Find the lines in the records that carry the word "JSON". Copy each one.
[[ RECORDS FOR THIS TASK, beginning ]]
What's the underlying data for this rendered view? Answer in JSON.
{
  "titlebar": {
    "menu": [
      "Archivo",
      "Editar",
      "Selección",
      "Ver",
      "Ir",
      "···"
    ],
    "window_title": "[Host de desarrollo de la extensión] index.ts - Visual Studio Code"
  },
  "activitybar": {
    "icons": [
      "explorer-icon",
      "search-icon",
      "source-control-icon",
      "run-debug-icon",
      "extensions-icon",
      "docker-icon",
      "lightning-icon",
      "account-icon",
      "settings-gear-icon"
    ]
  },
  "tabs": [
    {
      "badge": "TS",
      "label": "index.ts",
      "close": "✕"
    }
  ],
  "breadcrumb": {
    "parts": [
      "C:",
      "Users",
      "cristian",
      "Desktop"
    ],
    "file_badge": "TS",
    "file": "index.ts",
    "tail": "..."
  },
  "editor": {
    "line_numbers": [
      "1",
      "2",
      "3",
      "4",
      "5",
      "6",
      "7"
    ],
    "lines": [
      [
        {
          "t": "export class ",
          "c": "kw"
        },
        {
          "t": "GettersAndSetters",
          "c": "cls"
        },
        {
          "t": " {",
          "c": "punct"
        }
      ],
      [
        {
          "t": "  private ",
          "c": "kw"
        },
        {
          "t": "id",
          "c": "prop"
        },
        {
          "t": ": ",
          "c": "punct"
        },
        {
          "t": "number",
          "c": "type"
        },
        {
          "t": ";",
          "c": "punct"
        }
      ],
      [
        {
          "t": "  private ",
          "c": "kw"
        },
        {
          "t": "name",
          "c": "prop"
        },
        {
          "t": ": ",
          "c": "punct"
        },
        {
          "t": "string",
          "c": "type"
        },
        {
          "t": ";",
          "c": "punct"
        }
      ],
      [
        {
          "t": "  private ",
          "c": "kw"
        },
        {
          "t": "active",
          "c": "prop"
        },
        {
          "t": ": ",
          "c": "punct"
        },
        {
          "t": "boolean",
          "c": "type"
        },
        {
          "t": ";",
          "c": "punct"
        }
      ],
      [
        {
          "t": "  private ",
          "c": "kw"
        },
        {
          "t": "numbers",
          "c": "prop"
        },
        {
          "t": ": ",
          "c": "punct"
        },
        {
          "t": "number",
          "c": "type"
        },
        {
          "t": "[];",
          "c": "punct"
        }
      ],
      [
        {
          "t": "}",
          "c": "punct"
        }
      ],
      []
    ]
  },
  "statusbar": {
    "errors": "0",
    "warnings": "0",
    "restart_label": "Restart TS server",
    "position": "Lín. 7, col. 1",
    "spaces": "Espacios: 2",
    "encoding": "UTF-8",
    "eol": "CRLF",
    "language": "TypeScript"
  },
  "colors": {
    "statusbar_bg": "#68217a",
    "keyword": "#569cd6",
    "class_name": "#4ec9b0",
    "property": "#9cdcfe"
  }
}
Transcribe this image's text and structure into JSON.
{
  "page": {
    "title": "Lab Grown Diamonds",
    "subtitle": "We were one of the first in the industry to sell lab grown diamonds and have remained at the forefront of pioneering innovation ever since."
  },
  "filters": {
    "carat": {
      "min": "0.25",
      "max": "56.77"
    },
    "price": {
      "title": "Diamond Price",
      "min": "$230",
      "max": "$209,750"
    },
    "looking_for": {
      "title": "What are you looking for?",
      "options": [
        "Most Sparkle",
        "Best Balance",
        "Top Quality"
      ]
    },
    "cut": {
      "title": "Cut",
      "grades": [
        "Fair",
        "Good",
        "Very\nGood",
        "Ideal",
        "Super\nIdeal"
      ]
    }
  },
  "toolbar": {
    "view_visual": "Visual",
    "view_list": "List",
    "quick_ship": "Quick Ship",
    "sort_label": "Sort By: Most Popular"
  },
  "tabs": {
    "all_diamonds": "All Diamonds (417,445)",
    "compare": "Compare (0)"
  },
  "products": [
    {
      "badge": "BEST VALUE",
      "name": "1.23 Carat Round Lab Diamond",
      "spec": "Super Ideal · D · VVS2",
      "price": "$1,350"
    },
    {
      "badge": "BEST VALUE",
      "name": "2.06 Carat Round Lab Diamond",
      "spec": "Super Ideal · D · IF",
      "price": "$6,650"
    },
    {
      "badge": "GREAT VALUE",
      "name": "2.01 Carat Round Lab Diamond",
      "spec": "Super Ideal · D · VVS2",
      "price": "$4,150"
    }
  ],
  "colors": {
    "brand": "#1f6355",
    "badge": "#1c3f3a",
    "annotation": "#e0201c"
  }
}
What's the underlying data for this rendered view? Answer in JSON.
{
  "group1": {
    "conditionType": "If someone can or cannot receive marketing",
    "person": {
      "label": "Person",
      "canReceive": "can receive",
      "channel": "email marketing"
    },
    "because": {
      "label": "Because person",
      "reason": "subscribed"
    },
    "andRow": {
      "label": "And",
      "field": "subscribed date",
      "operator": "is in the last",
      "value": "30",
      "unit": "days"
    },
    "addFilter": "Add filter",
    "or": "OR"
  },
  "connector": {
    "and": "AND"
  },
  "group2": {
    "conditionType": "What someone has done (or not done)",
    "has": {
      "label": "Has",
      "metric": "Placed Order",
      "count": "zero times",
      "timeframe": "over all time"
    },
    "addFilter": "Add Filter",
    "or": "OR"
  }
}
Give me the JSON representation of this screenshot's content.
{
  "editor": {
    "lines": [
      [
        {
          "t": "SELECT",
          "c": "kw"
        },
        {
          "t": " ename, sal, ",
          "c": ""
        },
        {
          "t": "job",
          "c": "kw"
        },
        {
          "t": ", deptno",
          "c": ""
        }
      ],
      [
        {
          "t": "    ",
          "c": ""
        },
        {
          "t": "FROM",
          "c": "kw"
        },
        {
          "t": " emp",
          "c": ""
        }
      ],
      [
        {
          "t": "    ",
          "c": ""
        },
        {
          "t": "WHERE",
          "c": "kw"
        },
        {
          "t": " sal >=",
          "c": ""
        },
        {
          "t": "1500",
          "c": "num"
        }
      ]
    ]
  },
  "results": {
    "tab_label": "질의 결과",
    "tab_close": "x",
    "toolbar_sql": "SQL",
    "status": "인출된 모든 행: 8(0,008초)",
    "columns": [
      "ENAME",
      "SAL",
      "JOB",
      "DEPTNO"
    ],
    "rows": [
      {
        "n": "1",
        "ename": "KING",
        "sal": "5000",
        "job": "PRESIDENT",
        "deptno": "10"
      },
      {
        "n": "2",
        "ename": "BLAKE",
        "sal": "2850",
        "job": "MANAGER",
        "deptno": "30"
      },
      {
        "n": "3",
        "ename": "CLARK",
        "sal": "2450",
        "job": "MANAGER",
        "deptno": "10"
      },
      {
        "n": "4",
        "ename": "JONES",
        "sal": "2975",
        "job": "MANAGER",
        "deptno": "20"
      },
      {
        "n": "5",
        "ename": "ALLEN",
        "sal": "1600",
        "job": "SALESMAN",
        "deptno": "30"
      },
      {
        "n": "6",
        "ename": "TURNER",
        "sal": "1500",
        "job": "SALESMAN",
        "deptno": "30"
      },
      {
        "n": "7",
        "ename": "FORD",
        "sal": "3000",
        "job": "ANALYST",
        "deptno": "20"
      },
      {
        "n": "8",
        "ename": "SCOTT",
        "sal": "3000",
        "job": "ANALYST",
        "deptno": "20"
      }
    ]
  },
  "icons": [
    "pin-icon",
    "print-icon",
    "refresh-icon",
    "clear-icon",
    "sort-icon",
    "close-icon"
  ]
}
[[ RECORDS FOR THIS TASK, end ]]
### [RESPONSE]
What's the underlying data for this rendered view? Answer in JSON.
Transcribe this image's text and structure into JSON.
What's the underlying data for this rendered view? Answer in JSON.
Give me the JSON representation of this screenshot's content.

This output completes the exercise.